The article “” by AshAmin reveals how most cities should be arranged to facilitate thecoordination of certain economic and social activities. First, theauthor wonders if the communal areas such as parks, malls, andmarkets can be compared to the ancient cities. This essay reviews thearticle’s argument on how the modern urban presentation can stillundertake the traditional political roles.

In fact, the article questions whether the current urban space can beused to undertake some of the traditional functions such as thepolitical participation that was common in Ancient Rome, Venice, andFlorence (Amin, 2006). In the process, the author also talks aboutthe cultural formation and how the urban designs can change thepeople’s understandings and how they plan to deal with such issuesas well. However, some of the political functions have been movedfrom the public space and aligning with the traditional roles mightseem difficult. For instance, the social media, books, television,curriculum and even magazines have focused on teaching people,sharing news and still assembling the various social movements. TheGreek philosophers, on the other hand, had encouraged the civicengagement by arranging for the learning sessions where theydiscussed political and other critical issues affecting them (Amin,2006). The same activities are distributed among different platformsand dealing with such matters might be a bit tricky instead.

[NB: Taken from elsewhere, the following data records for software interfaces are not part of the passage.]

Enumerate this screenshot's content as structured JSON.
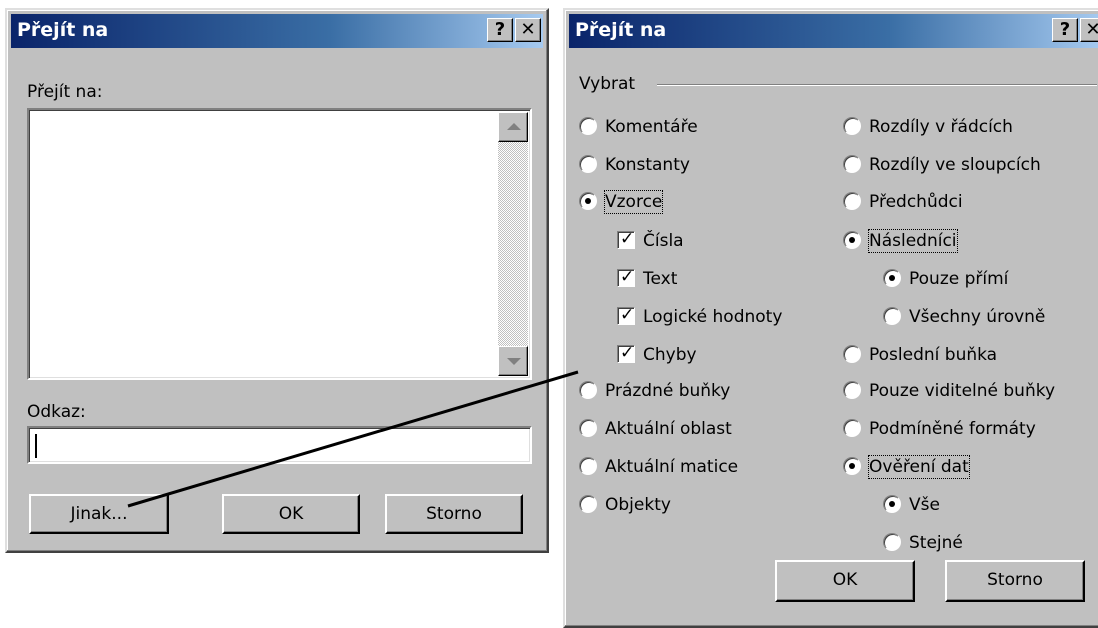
{
  "left_dialog": {
    "title": "Přejít na",
    "help_button": "?",
    "close_button": "✕",
    "goto_label": "Přejít na:",
    "reference_label": "Odkaz:",
    "reference_value": "",
    "special_button": "Jinak...",
    "ok_button": "OK",
    "cancel_button": "Storno"
  },
  "right_dialog": {
    "title": "Přejít na",
    "help_button": "?",
    "close_button": "✕",
    "group_label": "Vybrat",
    "left_column": [
      {
        "label": "Komentáře",
        "type": "radio",
        "checked": false
      },
      {
        "label": "Konstanty",
        "type": "radio",
        "checked": false
      },
      {
        "label": "Vzorce",
        "type": "radio",
        "checked": true
      },
      {
        "label": "Čísla",
        "type": "checkbox",
        "checked": true
      },
      {
        "label": "Text",
        "type": "checkbox",
        "checked": true
      },
      {
        "label": "Logické hodnoty",
        "type": "checkbox",
        "checked": true
      },
      {
        "label": "Chyby",
        "type": "checkbox",
        "checked": true
      },
      {
        "label": "Prázdné buňky",
        "type": "radio",
        "checked": false
      },
      {
        "label": "Aktuální oblast",
        "type": "radio",
        "checked": false
      },
      {
        "label": "Aktuální matice",
        "type": "radio",
        "checked": false
      },
      {
        "label": "Objekty",
        "type": "radio",
        "checked": false
      }
    ],
    "right_column": [
      {
        "label": "Rozdíly v řádcích",
        "type": "radio",
        "checked": false
      },
      {
        "label": "Rozdíly ve sloupcích",
        "type": "radio",
        "checked": false
      },
      {
        "label": "Předchůdci",
        "type": "radio",
        "checked": false
      },
      {
        "label": "Následníci",
        "type": "radio",
        "checked": true
      },
      {
        "label": "Pouze přímí",
        "type": "radio",
        "checked": true
      },
      {
        "label": "Všechny úrovně",
        "type": "radio",
        "checked": false
      },
      {
        "label": "Poslední buňka",
        "type": "radio",
        "checked": false
      },
      {
        "label": "Pouze viditelné buňky",
        "type": "radio",
        "checked": false
      },
      {
        "label": "Podmíněné formáty",
        "type": "radio",
        "checked": false
      },
      {
        "label": "Ověření dat",
        "type": "radio",
        "checked": true
      },
      {
        "label": "Vše",
        "type": "radio",
        "checked": true
      },
      {
        "label": "Stejné",
        "type": "radio",
        "checked": false
      }
    ],
    "ok_button": "OK",
    "cancel_button": "Storno"
  },
  "colors": {
    "dialog_face": "#c0c0c0",
    "titlebar_start": "#0a246a",
    "titlebar_end": "#a6caf0"
  }
}
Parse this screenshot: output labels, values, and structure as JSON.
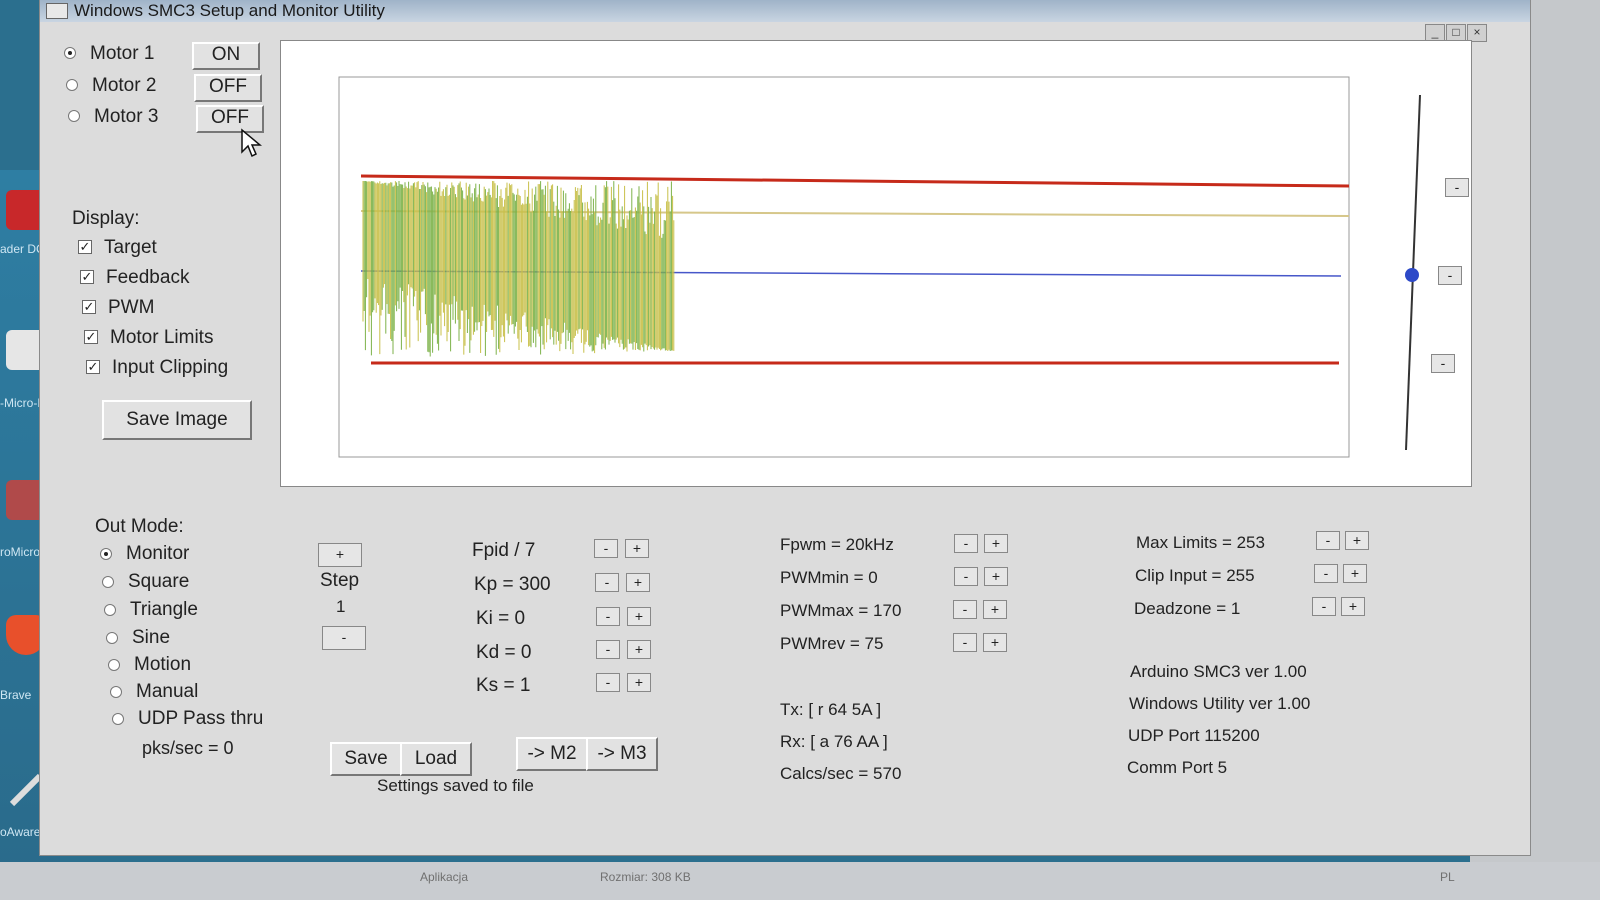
{
  "desktop": {
    "icons": [
      {
        "name": "app-icon-reader",
        "label": "ader DC",
        "color": "#c8282a"
      },
      {
        "name": "app-icon-micro",
        "label": "-Micro-B",
        "color": "#e0e0e0"
      },
      {
        "name": "app-icon-promicro",
        "label": "roMicroPin",
        "color": "#b04a4a"
      },
      {
        "name": "brave-icon",
        "label": "Brave",
        "color": "#e8502b"
      },
      {
        "name": "pen-icon",
        "label": "oAwaree Free",
        "color": "#d9d9d9"
      }
    ],
    "taskbar": {
      "item1": "Aplikacja",
      "item2": "Rozmiar: 308 KB",
      "lang": "PL"
    }
  },
  "window": {
    "title": "Windows SMC3 Setup and Monitor Utility",
    "controls": {
      "minimize": "_",
      "maximize": "□",
      "close": "×"
    }
  },
  "motors": [
    {
      "label": "Motor 1",
      "state": "ON",
      "selected": true
    },
    {
      "label": "Motor 2",
      "state": "OFF",
      "selected": false
    },
    {
      "label": "Motor 3",
      "state": "OFF",
      "selected": false
    }
  ],
  "display": {
    "heading": "Display:",
    "options": [
      {
        "label": "Target",
        "checked": true
      },
      {
        "label": "Feedback",
        "checked": true
      },
      {
        "label": "PWM",
        "checked": true
      },
      {
        "label": "Motor Limits",
        "checked": true
      },
      {
        "label": "Input Clipping",
        "checked": true
      }
    ],
    "save_image": "Save Image"
  },
  "graph": {
    "colors": {
      "limits": "#c62a1a",
      "target": "#4757c9",
      "feedback": "#c8c04a",
      "pwm": "#7db24a",
      "clip": "#d6c78a"
    }
  },
  "side_buttons": {
    "b1": "-",
    "b2": "-",
    "b3": "-"
  },
  "out_mode": {
    "heading": "Out Mode:",
    "options": [
      {
        "label": "Monitor",
        "selected": true
      },
      {
        "label": "Square",
        "selected": false
      },
      {
        "label": "Triangle",
        "selected": false
      },
      {
        "label": "Sine",
        "selected": false
      },
      {
        "label": "Motion",
        "selected": false
      },
      {
        "label": "Manual",
        "selected": false
      },
      {
        "label": "UDP Pass thru",
        "selected": false
      }
    ],
    "pks": "pks/sec = 0"
  },
  "step": {
    "plus": "+",
    "label": "Step",
    "value": "1",
    "minus": "-"
  },
  "pid": {
    "items": [
      "Fpid / 7",
      "Kp = 300",
      "Ki = 0",
      "Kd = 0",
      "Ks = 1"
    ],
    "minus": "-",
    "plus": "+"
  },
  "pwm": {
    "items": [
      "Fpwm = 20kHz",
      "PWMmin = 0",
      "PWMmax = 170",
      "PWMrev = 75"
    ],
    "minus": "-",
    "plus": "+"
  },
  "limits": {
    "items": [
      "Max Limits = 253",
      "Clip Input = 255",
      "Deadzone = 1"
    ],
    "minus": "-",
    "plus": "+"
  },
  "buttons": {
    "save": "Save",
    "load": "Load",
    "to_m2": "-> M2",
    "to_m3": "-> M3"
  },
  "status": {
    "saved": "Settings saved to file",
    "tx": "Tx: [ r 64 5A ]",
    "rx": "Rx: [ a 76 AA ]",
    "calcs": "Calcs/sec = 570"
  },
  "info": {
    "arduino": "Arduino SMC3 ver 1.00",
    "utility": "Windows Utility ver 1.00",
    "udp": "UDP Port 115200",
    "comm": "Comm Port 5"
  }
}
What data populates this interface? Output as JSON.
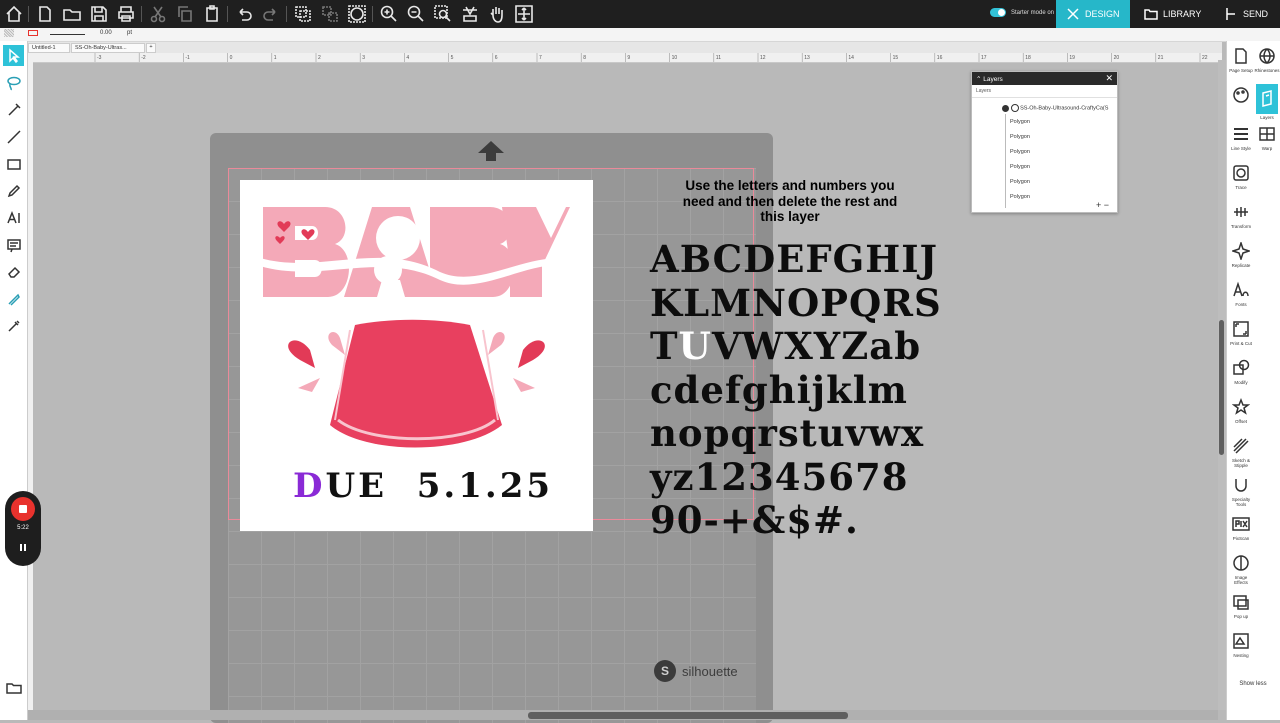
{
  "topbar": {
    "starter_mode": "Starter mode on",
    "design": "DESIGN",
    "library": "LIBRARY",
    "send": "SEND"
  },
  "subbar": {
    "line_value": "0.00",
    "unit": "pt"
  },
  "tabs": [
    {
      "label": "Untitled-1"
    },
    {
      "label": "SS-Oh-Baby-Ultras..."
    }
  ],
  "ruler": {
    "labels": [
      "-3",
      "-2",
      "-1",
      "0",
      "1",
      "2",
      "3",
      "4",
      "5",
      "6",
      "7",
      "8",
      "9",
      "10",
      "11",
      "12",
      "13",
      "14",
      "15",
      "16",
      "17",
      "18",
      "19",
      "20",
      "21",
      "22"
    ]
  },
  "recorder": {
    "time": "5:22"
  },
  "design": {
    "title_word": "BABY",
    "due_prefix": "D",
    "due_rest": "UE  5.1.25"
  },
  "instructions": "Use the letters and numbers you need and then delete the rest and this layer",
  "alphabet": {
    "row1": "ABCDEFGHIJ",
    "row2": "KLMNOPQRS",
    "row3_a": "T",
    "row3_b": "U",
    "row3_c": "VWXYZab",
    "row4": "cdefghijklm",
    "row5": "nopqrstuvwx",
    "row6": "yz12345678",
    "row7": "90-+&$#."
  },
  "mat": {
    "brand": "silhouette"
  },
  "layers_panel": {
    "title": "Layers",
    "subtitle": "Layers",
    "group": "SS-Oh-Baby-Ultrasound-CraftyCa(S",
    "items": [
      "Polygon",
      "Polygon",
      "Polygon",
      "Polygon",
      "Polygon",
      "Polygon"
    ]
  },
  "right_panel": {
    "items": [
      {
        "label": "Page Setup"
      },
      {
        "label": "Rhinestones"
      },
      {
        "label": ""
      },
      {
        "label": "Layers"
      },
      {
        "label": "Line Style"
      },
      {
        "label": "Warp"
      },
      {
        "label": "Trace"
      },
      {
        "label": "Transform"
      },
      {
        "label": "Replicate"
      },
      {
        "label": "Fonts"
      },
      {
        "label": "Print & Cut"
      },
      {
        "label": "Modify"
      },
      {
        "label": "Offset"
      },
      {
        "label": "Sketch & Stipple"
      },
      {
        "label": "Specialty Tools"
      },
      {
        "label": "PixScan"
      },
      {
        "label": "Image Effects"
      },
      {
        "label": "Pop up"
      },
      {
        "label": "Nesting"
      },
      {
        "label": "Show less"
      }
    ]
  },
  "colors": {
    "accent": "#26b7c9",
    "pink_light": "#f4a9b8",
    "pink_dark": "#e8405f",
    "heart_red": "#e23a57",
    "due_highlight": "#8a2ad6"
  }
}
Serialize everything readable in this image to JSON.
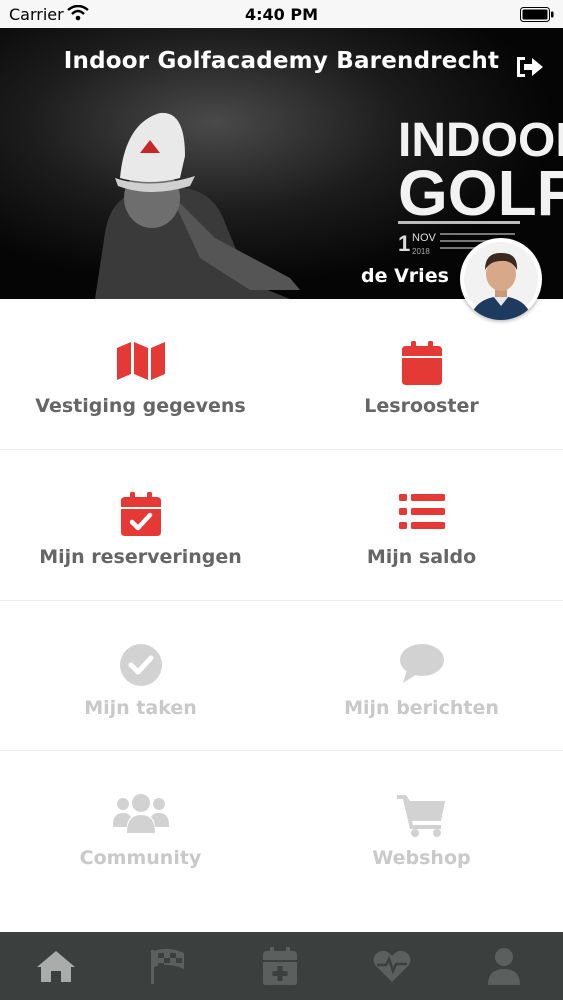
{
  "status_bar": {
    "carrier": "Carrier",
    "time": "4:40 PM"
  },
  "header": {
    "title": "Indoor Golfacademy Barendrecht",
    "user_name": "de Vries",
    "poster_text": {
      "line1": "INDOOR",
      "line2": "GOLF",
      "day": "1",
      "month": "NOV",
      "year": "2018"
    }
  },
  "menu": {
    "items": [
      {
        "label": "Vestiging gegevens",
        "icon": "map-icon",
        "enabled": true
      },
      {
        "label": "Lesrooster",
        "icon": "calendar-icon",
        "enabled": true
      },
      {
        "label": "Mijn reserveringen",
        "icon": "calendar-check-icon",
        "enabled": true
      },
      {
        "label": "Mijn saldo",
        "icon": "list-icon",
        "enabled": true
      },
      {
        "label": "Mijn taken",
        "icon": "check-circle-icon",
        "enabled": false
      },
      {
        "label": "Mijn berichten",
        "icon": "chat-bubble-icon",
        "enabled": false
      },
      {
        "label": "Community",
        "icon": "users-icon",
        "enabled": false
      },
      {
        "label": "Webshop",
        "icon": "shopping-cart-icon",
        "enabled": false
      }
    ]
  },
  "tab_bar": {
    "items": [
      {
        "icon": "home-icon",
        "active": true
      },
      {
        "icon": "checkered-flag-icon",
        "active": false
      },
      {
        "icon": "calendar-plus-icon",
        "active": false
      },
      {
        "icon": "heartbeat-icon",
        "active": false
      },
      {
        "icon": "user-icon",
        "active": false
      }
    ]
  },
  "colors": {
    "accent": "#e53935",
    "disabled": "#d2d2d2",
    "label": "#666666",
    "tab_bar": "#3b403e",
    "tab_inactive": "#5b605e",
    "tab_active": "#a9acab"
  }
}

In conclusion, the authors uses the comparison between the ancientand the present urban space to reveal how it might be difficult inretaining the traditional functions because the media has acquiredsuch roles. It is clear that the public area will not retain thecivic culture, but, it can urge people to interact more often. Theurban contexts might also consider the political and social wellbeingof the residents to avoid any severe consequences.


Amin, Ash. (2006). .Retrieved March 13, 2017 from